"It was the stressing of the ineluctable flatness of the surface that remained, however, more fundamental than anything else to the processes by which pictorial art criticized and defined itself under Modernism.  For flatness alone was unique and exclusive to pictorial art.  The enclosing shape of the picture was a limiting condition, or norm, that was shared with the art of the theater, but also with sculpture.  Because flatness was the only condition painting shared with no other art, Modernist painting oriented itself to flatness as it did to nothing else."

"The Old Masters had sensed that it was necessary to preserve what is called the integrity of the picture plane: that is, to signify the enduring presence of flatness underneath and above the most vivid illusion of three-dimensional space.  The apparent contradiction involved was essential to the success of their art, as it is indeed to the success of all pictorial art.  The Modernists have neither avoided nor resolved this contradiction; rather, they have reversed its terms.  One is made aware of the flatness of their pictures before, instead of after, being made aware of what the flatness contains.  Whereas one tends to see what is in an Old Master before one sees the picture itself, one sees a Modernist picture as a picture first.  This is, of course, the best way of seeing any kind of picture, Old Master or Modernist, but Modernism imposes it as the only and necessary way, and Modernism's success in doing so is a success of self-criticism."

Peter Lanyon
Coast
1953
watercolor and gouache on paper
Tate Gallery

Joseph Beuys
Electricity
1959
oil paint and watercolor on paper
Tate Gallery

Robert Motherwell
Iberia No. II
1958
oil paint on canvas
Tate Gallery

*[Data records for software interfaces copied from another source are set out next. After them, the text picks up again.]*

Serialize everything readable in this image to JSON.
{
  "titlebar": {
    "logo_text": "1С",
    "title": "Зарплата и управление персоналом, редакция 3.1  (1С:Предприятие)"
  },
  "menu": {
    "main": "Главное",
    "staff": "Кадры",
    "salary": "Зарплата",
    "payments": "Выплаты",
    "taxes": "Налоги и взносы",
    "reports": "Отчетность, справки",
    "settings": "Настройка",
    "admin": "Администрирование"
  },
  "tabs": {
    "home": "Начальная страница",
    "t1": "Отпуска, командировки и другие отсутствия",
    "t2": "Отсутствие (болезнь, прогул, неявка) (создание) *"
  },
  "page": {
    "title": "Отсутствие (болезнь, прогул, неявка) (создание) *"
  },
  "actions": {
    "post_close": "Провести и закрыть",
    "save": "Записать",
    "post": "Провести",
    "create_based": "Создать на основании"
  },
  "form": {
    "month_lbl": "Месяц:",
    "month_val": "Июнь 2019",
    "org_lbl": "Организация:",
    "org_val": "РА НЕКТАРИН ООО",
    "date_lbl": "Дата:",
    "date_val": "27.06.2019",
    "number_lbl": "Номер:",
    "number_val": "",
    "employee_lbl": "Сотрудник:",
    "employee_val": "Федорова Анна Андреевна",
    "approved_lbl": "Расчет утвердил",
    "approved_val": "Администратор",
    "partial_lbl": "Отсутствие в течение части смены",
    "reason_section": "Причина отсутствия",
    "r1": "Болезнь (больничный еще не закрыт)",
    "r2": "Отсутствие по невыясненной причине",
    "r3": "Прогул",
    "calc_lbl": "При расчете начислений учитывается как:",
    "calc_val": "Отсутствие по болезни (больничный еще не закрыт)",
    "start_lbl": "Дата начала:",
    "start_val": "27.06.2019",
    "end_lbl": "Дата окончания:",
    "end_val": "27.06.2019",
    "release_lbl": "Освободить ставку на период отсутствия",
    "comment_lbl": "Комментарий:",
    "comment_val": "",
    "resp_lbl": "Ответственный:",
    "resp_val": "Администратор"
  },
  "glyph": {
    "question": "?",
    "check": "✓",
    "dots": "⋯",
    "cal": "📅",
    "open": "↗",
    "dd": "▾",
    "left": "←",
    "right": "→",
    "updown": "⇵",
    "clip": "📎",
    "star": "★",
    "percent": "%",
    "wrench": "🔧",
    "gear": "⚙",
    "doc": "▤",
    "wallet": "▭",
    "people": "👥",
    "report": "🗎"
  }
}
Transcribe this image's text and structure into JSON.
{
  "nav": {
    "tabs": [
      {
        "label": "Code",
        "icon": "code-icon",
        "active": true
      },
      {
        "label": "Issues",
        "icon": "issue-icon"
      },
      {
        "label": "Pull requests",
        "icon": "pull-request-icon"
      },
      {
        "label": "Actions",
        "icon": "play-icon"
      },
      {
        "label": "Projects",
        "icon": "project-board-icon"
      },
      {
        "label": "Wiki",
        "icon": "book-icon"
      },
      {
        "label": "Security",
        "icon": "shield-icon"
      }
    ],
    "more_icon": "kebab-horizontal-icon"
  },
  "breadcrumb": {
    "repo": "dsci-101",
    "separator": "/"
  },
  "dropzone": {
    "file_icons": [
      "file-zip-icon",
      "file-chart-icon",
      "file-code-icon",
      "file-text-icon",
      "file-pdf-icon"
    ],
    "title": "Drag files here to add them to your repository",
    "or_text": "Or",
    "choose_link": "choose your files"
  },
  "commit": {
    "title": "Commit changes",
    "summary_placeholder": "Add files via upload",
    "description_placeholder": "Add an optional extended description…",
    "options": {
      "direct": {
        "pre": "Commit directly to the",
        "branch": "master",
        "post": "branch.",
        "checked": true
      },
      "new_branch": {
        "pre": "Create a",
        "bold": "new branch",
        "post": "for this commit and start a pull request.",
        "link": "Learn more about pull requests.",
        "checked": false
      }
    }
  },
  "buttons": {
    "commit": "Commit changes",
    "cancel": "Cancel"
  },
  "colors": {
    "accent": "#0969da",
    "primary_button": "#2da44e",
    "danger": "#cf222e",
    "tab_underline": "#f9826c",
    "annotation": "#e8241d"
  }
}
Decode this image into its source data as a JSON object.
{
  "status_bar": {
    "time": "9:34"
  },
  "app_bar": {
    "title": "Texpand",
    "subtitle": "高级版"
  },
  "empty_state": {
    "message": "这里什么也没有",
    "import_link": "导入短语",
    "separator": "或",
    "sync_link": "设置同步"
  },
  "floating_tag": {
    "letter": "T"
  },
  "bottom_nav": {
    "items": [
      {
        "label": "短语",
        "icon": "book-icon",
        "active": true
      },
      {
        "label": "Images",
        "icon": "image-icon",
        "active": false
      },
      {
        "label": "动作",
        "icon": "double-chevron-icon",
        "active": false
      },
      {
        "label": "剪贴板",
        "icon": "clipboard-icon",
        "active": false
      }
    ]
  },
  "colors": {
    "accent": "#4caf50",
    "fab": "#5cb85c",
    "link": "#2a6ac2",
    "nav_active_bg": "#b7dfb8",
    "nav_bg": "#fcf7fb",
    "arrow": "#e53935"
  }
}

"Modernist painting in its latest phase has not abandoned the representation of recognizable objects in principle.  What it has abandoned in principle is the representation of the kind of space that recognizable objects can inhabit.  Abstractness, or the non-figurative, has in itself still not proved to be an altogether necessary moment in the self-criticism of pictorial art, even though artists as eminent as Kandinsky and Mondrian have thought so.  As such, representation, or illustration, does not attain the uniqueness of pictorial art; what does do so is the association of things represented.  All recognizable entities (including pictures themselves) exist in three-dimensional space, and the barest suggestion of a recognizable entity suffices to call up associations of that kind of space.  The fragmentary silhouette of a human figure, or of a teacup, will do so, and by doing so alienate pictorial space from the literal two-dimensionality which is the guarantee of painting's independence as an art.  For, as has already been said, three-dimensionality is the province of sculpture.  To achieve autonomy, painting has had above all to divest itself of everything it might share with sculpture, and it is in its effort to do this, and not so much – I repeat – to exclude the representational or the literary, that painting has made itself abstract."

– all quoted text from the essay Modernist Painting by Clement Greenberg, published in Arts Yearbook, 1961

Ralph Rumney
The Change
1957
oil paint and household paint on hardboard
Tate Gallery

Paul Feiler
Portheras Grey
1959-61
oil paint on canvas
Tate Gallery